The rear of The Manor House March 2015
The rear of The Manor House March 2015

There have been three inns known as the Bull in the vicinity of Hockliffe. It is likely that the popularity of the name reflects the importance of Watling Street as a cattle drove road and of stock rearing to the village economy. The most significant of the three was this property; the second Bull Inn was in Tilsworth parish until boundary changes moved it to Hockliffe in 1984; the third Bull Inn was located in the area on the east side of Watling Street originally part of Chalgrave parish which was transferred to Hockliffe in 1929 [PL/AC2/25].

The Bull Inn belonged to the Hockliffe Manor estate and was one of only two major buildings on the estate after the medieval period, the other being the Swan. The Bull has not been positively identified but the evidence points to it being the property which later became known as the Manor House. This is unlikely ever to have been a manor house as such and the tithe apportionment of 1835 shows the Manor House and the Swan to be the two main properties owned by the manorial estate. [PL/AC2/25] The main part of the Manor House which was demolished c.1963 was a large building typical of a roadside inn [HER5331]. These factors suggest that this building was indeed the former Bull.

The first known reference to the Bull is in a mortgage deed of 1623 relating to property in Hockliffe and Battlesden which includes the Bull together with an adjoining three acre close [GA469]. In 1671 John Dier spent an hour "at the sign of the Bull in Hockliffe" before he was arrested at Woburn for killing a certain Roger Norris with a cudgel in a fight which took place on the road between Market Street and Dunstable [HSA1671/W/79] and in 1677 Martha Swaine "a stranger" died at the Bull. References to this Bull Inn continue until the mid-18th century, when it presumably became a house and farmstead.
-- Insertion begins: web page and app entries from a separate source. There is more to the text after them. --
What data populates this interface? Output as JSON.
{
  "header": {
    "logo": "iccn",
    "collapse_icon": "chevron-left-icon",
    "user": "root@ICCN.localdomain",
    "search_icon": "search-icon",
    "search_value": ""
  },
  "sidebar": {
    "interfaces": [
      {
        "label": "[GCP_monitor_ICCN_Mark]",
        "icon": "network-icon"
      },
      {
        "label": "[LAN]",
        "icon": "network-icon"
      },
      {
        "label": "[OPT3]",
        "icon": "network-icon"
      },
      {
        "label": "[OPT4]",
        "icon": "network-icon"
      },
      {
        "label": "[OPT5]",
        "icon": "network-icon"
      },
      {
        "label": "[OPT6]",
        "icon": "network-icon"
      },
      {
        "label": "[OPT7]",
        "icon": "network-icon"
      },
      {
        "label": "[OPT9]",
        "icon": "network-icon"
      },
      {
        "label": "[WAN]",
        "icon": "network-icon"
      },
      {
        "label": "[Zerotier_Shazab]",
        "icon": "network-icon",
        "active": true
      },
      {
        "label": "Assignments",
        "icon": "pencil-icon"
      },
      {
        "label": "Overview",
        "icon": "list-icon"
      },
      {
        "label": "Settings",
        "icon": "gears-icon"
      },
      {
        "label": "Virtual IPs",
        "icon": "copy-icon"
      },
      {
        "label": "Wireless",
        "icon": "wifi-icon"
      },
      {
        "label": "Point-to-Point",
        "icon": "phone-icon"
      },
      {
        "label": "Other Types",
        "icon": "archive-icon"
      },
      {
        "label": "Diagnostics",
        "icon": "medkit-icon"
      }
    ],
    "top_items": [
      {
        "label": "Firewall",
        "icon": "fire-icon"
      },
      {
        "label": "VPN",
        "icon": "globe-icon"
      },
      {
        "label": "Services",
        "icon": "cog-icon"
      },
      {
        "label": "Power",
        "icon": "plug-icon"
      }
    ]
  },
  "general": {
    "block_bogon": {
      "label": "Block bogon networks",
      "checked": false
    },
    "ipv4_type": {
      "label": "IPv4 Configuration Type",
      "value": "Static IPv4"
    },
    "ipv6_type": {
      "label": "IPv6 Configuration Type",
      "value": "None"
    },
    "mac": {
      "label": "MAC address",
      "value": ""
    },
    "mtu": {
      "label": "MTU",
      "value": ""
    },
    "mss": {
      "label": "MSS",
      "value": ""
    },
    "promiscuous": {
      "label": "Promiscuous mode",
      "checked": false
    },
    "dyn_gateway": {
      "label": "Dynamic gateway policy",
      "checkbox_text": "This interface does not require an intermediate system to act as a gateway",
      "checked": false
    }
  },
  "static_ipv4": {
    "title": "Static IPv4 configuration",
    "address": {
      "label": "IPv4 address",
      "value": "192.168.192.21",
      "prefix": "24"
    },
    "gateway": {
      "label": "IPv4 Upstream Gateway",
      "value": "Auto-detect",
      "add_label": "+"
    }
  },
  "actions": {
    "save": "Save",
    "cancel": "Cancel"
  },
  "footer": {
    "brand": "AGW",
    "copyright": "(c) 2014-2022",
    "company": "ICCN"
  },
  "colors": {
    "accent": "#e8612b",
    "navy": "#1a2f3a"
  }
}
References:

  • GA469: Mortgage deed, 1623;
  • PL/AC2/25: Hockliffe Parish Survey (Historic Landscape and Archaeology) draft report, Stephen Coleman, 1982